“What the f**k are you doing here?”
Not much has raised a smile during what has been a grim week, but I must confess that I did chuckle at the quote above, from a hapless burglar who realised that London Mayor Boris Johnson had joined in with the Police raid of his flat.
Those exact words came to mind again last night as I contested the closing moments of the Surrey League 4th Cat scramble at Dunsfold Park. Only this time the emphasis was placed squarely on the word ‘here’, as I took stock of the extraordinarily crap sprint positioning that had cost me any hope of some much needed British Cycling points.
I was entirely the author of my own downfall, having managed to swing out far too wide as we entered the home straight, thus detaching myself completely from the rest of the pack. In doing so I left myself no option but to try and sprint solo into a vicious headwind.
Even the great Cipollini would have struggled with that prospect. I had no chance.
The race itself had been typical 4th Cat fare, not helped by the aforementioned headwind, which made successful breakaways the preserve of stronger men than we had among us on the night. Seeing that breaks had exploded the field the week before I set out with the specific intention of staying towards the front but, sure enough, within a couple of laps I was stationed at the back.
That said, I was watching the front for signs of successful breakaway potential (easy to do since there were only about 25 of us) and when one of the London Dynamo boys had a go I decided to follow, since their riders always seem to be strong.

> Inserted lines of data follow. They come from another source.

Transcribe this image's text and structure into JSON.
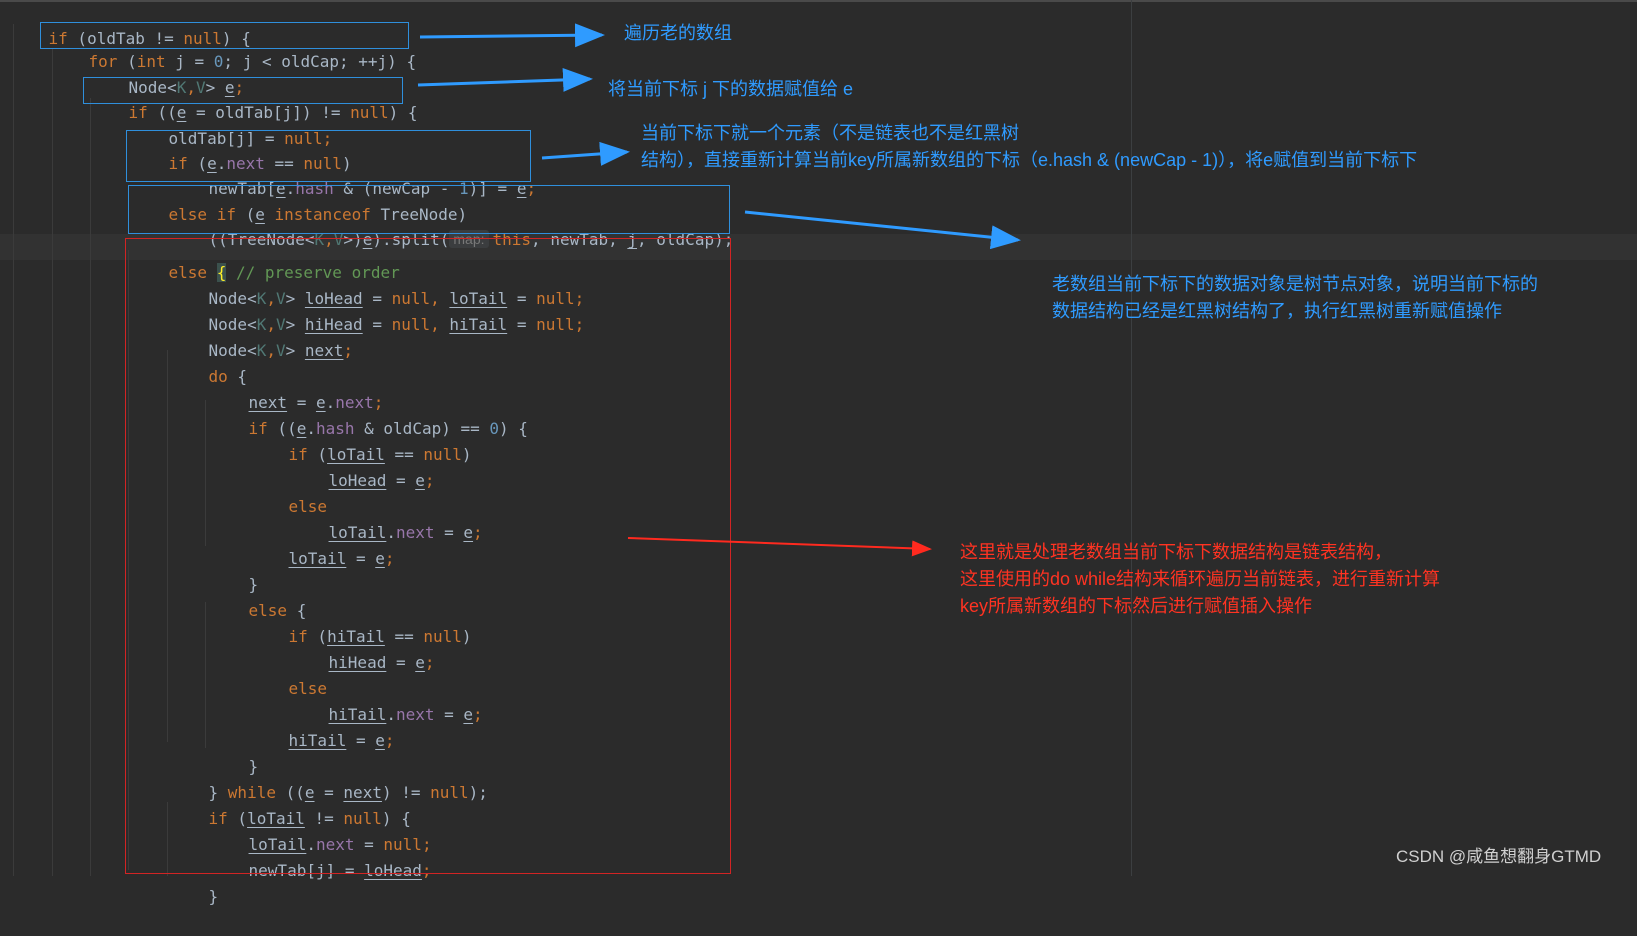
{
  "colors": {
    "background": "#2b2b2b",
    "keyword": "#cc7832",
    "number": "#6897bb",
    "field": "#9876aa",
    "comment": "#629755",
    "annotation_blue": "#2f9bff",
    "annotation_red": "#ff3322"
  },
  "code": {
    "l1": {
      "a": "if",
      "b": " (oldTab != ",
      "c": "null",
      "d": ") {"
    },
    "l2": {
      "a": "for",
      "b": " (",
      "c": "int",
      "d": " j = ",
      "e": "0",
      "f": "; j < oldCap; ++j) {"
    },
    "l3": {
      "a": "Node<",
      "b": "K",
      "c": ",",
      "d": "V",
      "e": "> ",
      "f": "e",
      "g": ";"
    },
    "l4": {
      "a": "if",
      "b": " ((",
      "c": "e",
      "d": " = oldTab[j]) != ",
      "e": "null",
      "f": ") {"
    },
    "l5": {
      "a": "oldTab[j] = ",
      "b": "null",
      "c": ";"
    },
    "l6": {
      "a": "if",
      "b": " (",
      "c": "e",
      "d": ".",
      "e": "next",
      "f": " == ",
      "g": "null",
      "h": ")"
    },
    "l7": {
      "a": "newTab[",
      "b": "e",
      "c": ".",
      "d": "hash",
      "e": " & (newCap - ",
      "f": "1",
      "g": ")] = ",
      "h": "e",
      "i": ";"
    },
    "l8": {
      "a": "else if",
      "b": " (",
      "c": "e",
      "d": " ",
      "e": "instanceof",
      "f": " TreeNode)"
    },
    "l9": {
      "a": "((TreeNode<",
      "b": "K",
      "c": ",",
      "d": "V",
      "e": ">)",
      "f": "e",
      "g": ").split(",
      "hint": "map:",
      "h": "this",
      "i": ", newTab, ",
      "j": "j",
      "k": ", oldCap);"
    },
    "l10": {
      "a": "else",
      "b": " ",
      "c": "{",
      "d": " // preserve order"
    },
    "l11": {
      "a": "Node<",
      "b": "K",
      "c": ",",
      "d": "V",
      "e": "> ",
      "f": "loHead",
      "g": " = ",
      "h": "null",
      "i": ", ",
      "j": "loTail",
      "k": " = ",
      "l": "null",
      "m": ";"
    },
    "l12": {
      "a": "Node<",
      "b": "K",
      "c": ",",
      "d": "V",
      "e": "> ",
      "f": "hiHead",
      "g": " = ",
      "h": "null",
      "i": ", ",
      "j": "hiTail",
      "k": " = ",
      "l": "null",
      "m": ";"
    },
    "l13": {
      "a": "Node<",
      "b": "K",
      "c": ",",
      "d": "V",
      "e": "> ",
      "f": "next",
      "g": ";"
    },
    "l14": {
      "a": "do",
      "b": " {"
    },
    "l15": {
      "a": "next",
      "b": " = ",
      "c": "e",
      "d": ".",
      "e": "next",
      "f": ";"
    },
    "l16": {
      "a": "if",
      "b": " ((",
      "c": "e",
      "d": ".",
      "e": "hash",
      "f": " & oldCap) == ",
      "g": "0",
      "h": ") {"
    },
    "l17": {
      "a": "if",
      "b": " (",
      "c": "loTail",
      "d": " == ",
      "e": "null",
      "f": ")"
    },
    "l18": {
      "a": "loHead",
      "b": " = ",
      "c": "e",
      "d": ";"
    },
    "l19": {
      "a": "else"
    },
    "l20": {
      "a": "loTail",
      "b": ".",
      "c": "next",
      "d": " = ",
      "e": "e",
      "f": ";"
    },
    "l21": {
      "a": "loTail",
      "b": " = ",
      "c": "e",
      "d": ";"
    },
    "l22": {
      "a": "}"
    },
    "l23": {
      "a": "else",
      "b": " {"
    },
    "l24": {
      "a": "if",
      "b": " (",
      "c": "hiTail",
      "d": " == ",
      "e": "null",
      "f": ")"
    },
    "l25": {
      "a": "hiHead",
      "b": " = ",
      "c": "e",
      "d": ";"
    },
    "l26": {
      "a": "else"
    },
    "l27": {
      "a": "hiTail",
      "b": ".",
      "c": "next",
      "d": " = ",
      "e": "e",
      "f": ";"
    },
    "l28": {
      "a": "hiTail",
      "b": " = ",
      "c": "e",
      "d": ";"
    },
    "l29": {
      "a": "}"
    },
    "l30": {
      "a": "} ",
      "b": "while",
      "c": " ((",
      "d": "e",
      "e": " = ",
      "f": "next",
      "g": ") != ",
      "h": "null",
      "i": ");"
    },
    "l31": {
      "a": "if",
      "b": " (",
      "c": "loTail",
      "d": " != ",
      "e": "null",
      "f": ") {"
    },
    "l32": {
      "a": "loTail",
      "b": ".",
      "c": "next",
      "d": " = ",
      "e": "null",
      "f": ";"
    },
    "l33": {
      "a": "newTab[j] = ",
      "b": "loHead",
      "c": ";"
    },
    "l34": {
      "a": "}"
    }
  },
  "annotations": {
    "traverse": "遍历老的数组",
    "assign_e": "将当前下标 j 下的数据赋值给 e",
    "single_element": "当前下标下就一个元素（不是链表也不是红黑树\n结构），直接重新计算当前key所属新数组的下标（e.hash & (newCap - 1)），将e赋值到当前下标下",
    "tree_node": "老数组当前下标下的数据对象是树节点对象，说明当前下标的\n数据结构已经是红黑树结构了，执行红黑树重新赋值操作",
    "linked_list": "这里就是处理老数组当前下标下数据结构是链表结构，\n这里使用的do while结构来循环遍历当前链表，进行重新计算\nkey所属新数组的下标然后进行赋值插入操作"
  },
  "watermark": "CSDN @咸鱼想翻身GTMD"
}
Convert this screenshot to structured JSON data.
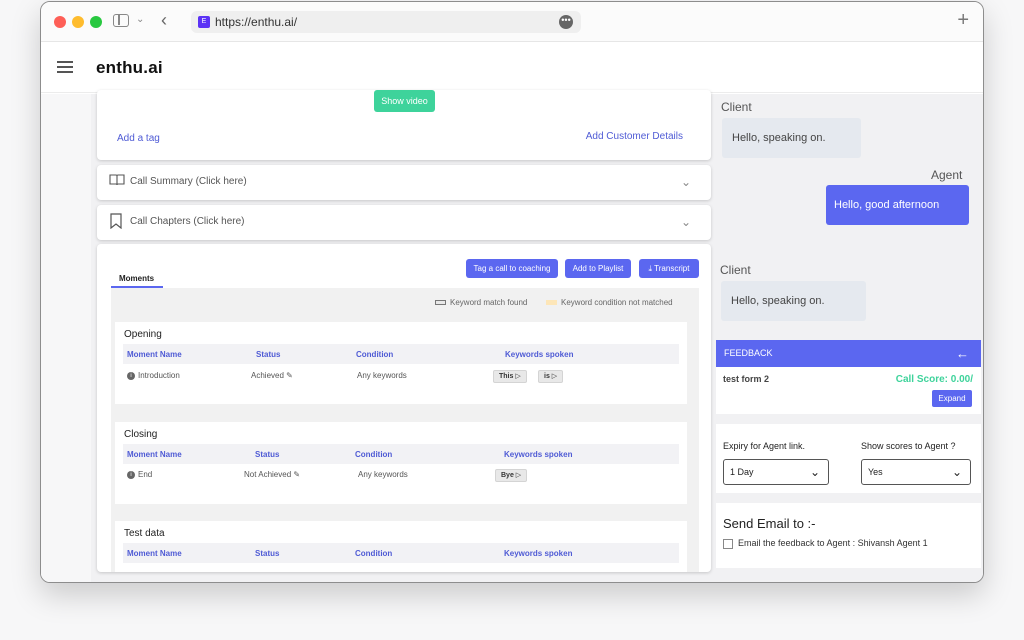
{
  "browser": {
    "url": "https://enthu.ai/",
    "favicon_letter": "E"
  },
  "app": {
    "brand": "enthu.ai"
  },
  "top_card": {
    "show_video": "Show video",
    "add_tag": "Add a tag",
    "add_customer_details": "Add Customer Details"
  },
  "accordions": {
    "summary": "Call Summary (Click here)",
    "chapters": "Call Chapters (Click here)"
  },
  "moments_card": {
    "tab": "Moments",
    "buttons": {
      "coaching": "Tag a call to coaching",
      "playlist": "Add to Playlist",
      "transcript": "Transcript"
    },
    "legend": {
      "found": "Keyword match found",
      "not_matched": "Keyword condition not matched"
    },
    "columns": [
      "Moment Name",
      "Status",
      "Condition",
      "Keywords spoken"
    ],
    "sections": [
      {
        "title": "Opening",
        "row": {
          "name": "Introduction",
          "status": "Achieved",
          "condition": "Any keywords",
          "keywords": [
            "This",
            "is"
          ]
        }
      },
      {
        "title": "Closing",
        "row": {
          "name": "End",
          "status": "Not Achieved",
          "condition": "Any keywords",
          "keywords": [
            "Bye"
          ]
        }
      },
      {
        "title": "Test data"
      }
    ]
  },
  "chat": {
    "client_label": "Client",
    "agent_label": "Agent",
    "client_msg_1": "Hello, speaking on.",
    "agent_msg": "Hello, good afternoon",
    "client_msg_2": "Hello, speaking on."
  },
  "feedback": {
    "title": "FEEDBACK",
    "form_name": "test form 2",
    "call_score": "Call Score: 0.00/",
    "expand": "Expand",
    "expiry_label": "Expiry for Agent link.",
    "expiry_value": "1 Day",
    "scores_label": "Show scores to Agent ?",
    "scores_value": "Yes",
    "send_email_title": "Send Email to :-",
    "email_checkbox": "Email the feedback to Agent : Shivansh Agent 1"
  },
  "colors": {
    "accent": "#5b67f0",
    "green": "#3ed39b"
  }
}
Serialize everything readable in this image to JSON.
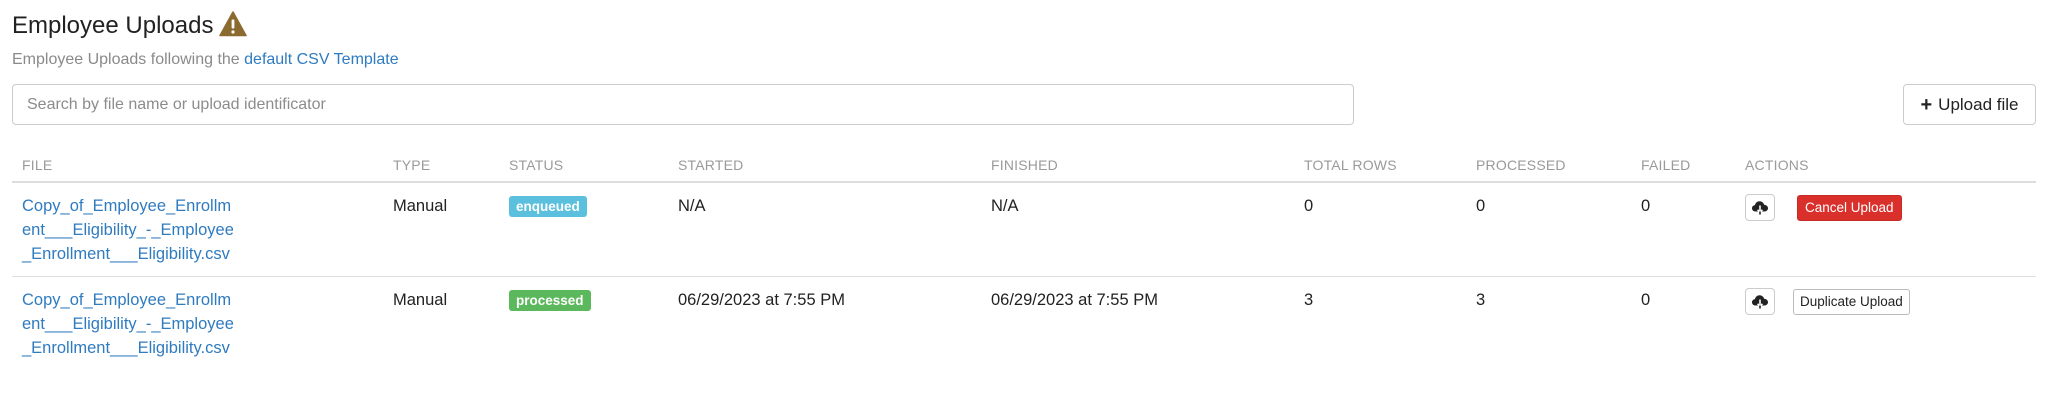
{
  "header": {
    "title": "Employee Uploads",
    "subtitle_prefix": "Employee Uploads following the",
    "template_link": "default CSV Template",
    "warning_icon": "warning-triangle-icon",
    "warning_color": "#8b6a2f"
  },
  "search": {
    "placeholder": "Search by file name or upload identificator",
    "value": ""
  },
  "upload_button": {
    "icon": "plus-icon",
    "label": "Upload file"
  },
  "table": {
    "columns": [
      "FILE",
      "TYPE",
      "STATUS",
      "STARTED",
      "FINISHED",
      "TOTAL ROWS",
      "PROCESSED",
      "FAILED",
      "ACTIONS"
    ],
    "rows": [
      {
        "file": "Copy_of_Employee_Enrollment___Eligibility_-_Employee_Enrollment___Eligibility.csv",
        "type": "Manual",
        "status": "enqueued",
        "status_color": "#5bc0de",
        "started": "N/A",
        "finished": "N/A",
        "total_rows": "0",
        "processed": "0",
        "failed": "0",
        "download_icon": "cloud-download-icon",
        "action_label": "Cancel Upload"
      },
      {
        "file": "Copy_of_Employee_Enrollment___Eligibility_-_Employee_Enrollment___Eligibility.csv",
        "type": "Manual",
        "status": "processed",
        "status_color": "#5cb85c",
        "started": "06/29/2023 at 7:55 PM",
        "finished": "06/29/2023 at 7:55 PM",
        "total_rows": "3",
        "processed": "3",
        "failed": "0",
        "download_icon": "cloud-download-icon",
        "action_label": "Duplicate Upload"
      }
    ]
  },
  "colors": {
    "link": "#2f7bc0",
    "danger": "#d9302c"
  }
}
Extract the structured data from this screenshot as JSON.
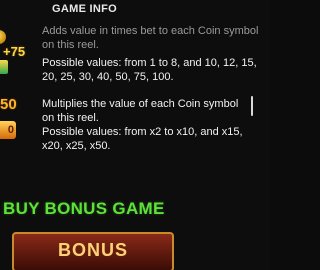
{
  "header": {
    "title": "GAME INFO"
  },
  "coin_symbol": {
    "icon_value": "+75",
    "description": "Adds value in times bet to each Coin symbol on this reel.",
    "possible_values": "Possible values: from 1 to 8, and 10, 12, 15, 20, 25, 30, 40, 50, 75, 100."
  },
  "multiplier_symbol": {
    "icon_value": "50",
    "multiplier_badge": "0",
    "description": "Multiplies the value of each Coin symbol on this reel.",
    "possible_values": "Possible values: from x2 to x10, and x15, x20, x25, x50."
  },
  "buy_bonus": {
    "title": "BUY BONUS GAME",
    "button_label": "BONUS"
  },
  "icons": {
    "coin": "gold-coin-icon",
    "green": "green-symbol-icon",
    "multiplier": "multiplier-icon"
  }
}
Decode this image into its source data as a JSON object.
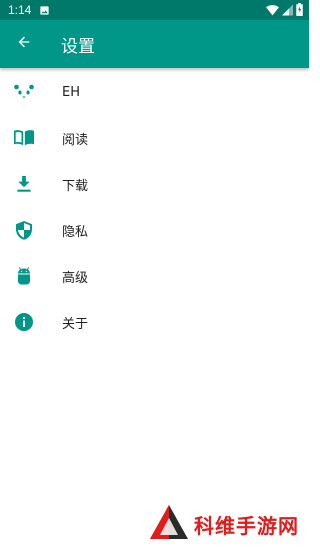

I tucked in behind a guy from Redhill CC who’d also leapt from the pack and we looked set fair for a bit of a dig when suddenly – and without warning – the Redhill rider decided to start doing stunts, flying up in the air, cartwheeling, then smashing back to Earth very spectacularly.
I just managed to avoid the flailing limbs and bike, then put the hammer down in case the fireworks had caused the bunch to slow up, allowing the break’s survivors to get properly away. Sadly they hadn’t and we were quickly caught.
I found out afterwards that the Redhill guy had touched wheels with the head man of the break while looking behind, a moment of crass amateurishness that drew many headshakes among the more seasoned competitors. In any case, spatial awareness was clearly not this bloke’s strongest suit, judging by the fact that he’d managed to park his VW Golf a Rizla paper away from my back bumper despite the car park having acres of room…
I won’t allow all that silliness to gloss over my own shortcomings, however. It’s a plain fact that for the third race in succession I finished just behind the sprint action instead of being part of it. That’s a definite pattern however you look at it, so now my task is to work out why it’s happening. After sleeping on it I’ve narrowed it down to three factors:
1) I’m not fast enough
2) I’ve yet to develop sufficient racing nous to position myself properly for sprint finishes
3) I’m too scared to get in amongst ’em when the chips are down
All three probably play their part in fairly equal measure, but the most worrying is #3 since that’s not something that I can easily change. What I need to do is get a lot bloody fitter so I might be able to make a break stick, as well as trying to find some more 4th Cat level team mates so we have greater strength in numbers. It’s notable that clubs such as VC Meudon and London Dynamo always seem to have plenty of riders at these sort of events and they tend to work together too – last night, for example, the Meudon proved very adept at policing breaks and although they didn’t come up with the eventual winner they had loads of guys hoovering up top ten points from the sprint.
Anyway, it’s time for a little break from racing as I get ready to sample the delights of the south of France, as well as making a return appointment with Mont Ventoux. If I find anything interesting to write about on my travels I’ll put some new posts up, otherwise I’ll see you on the next start line!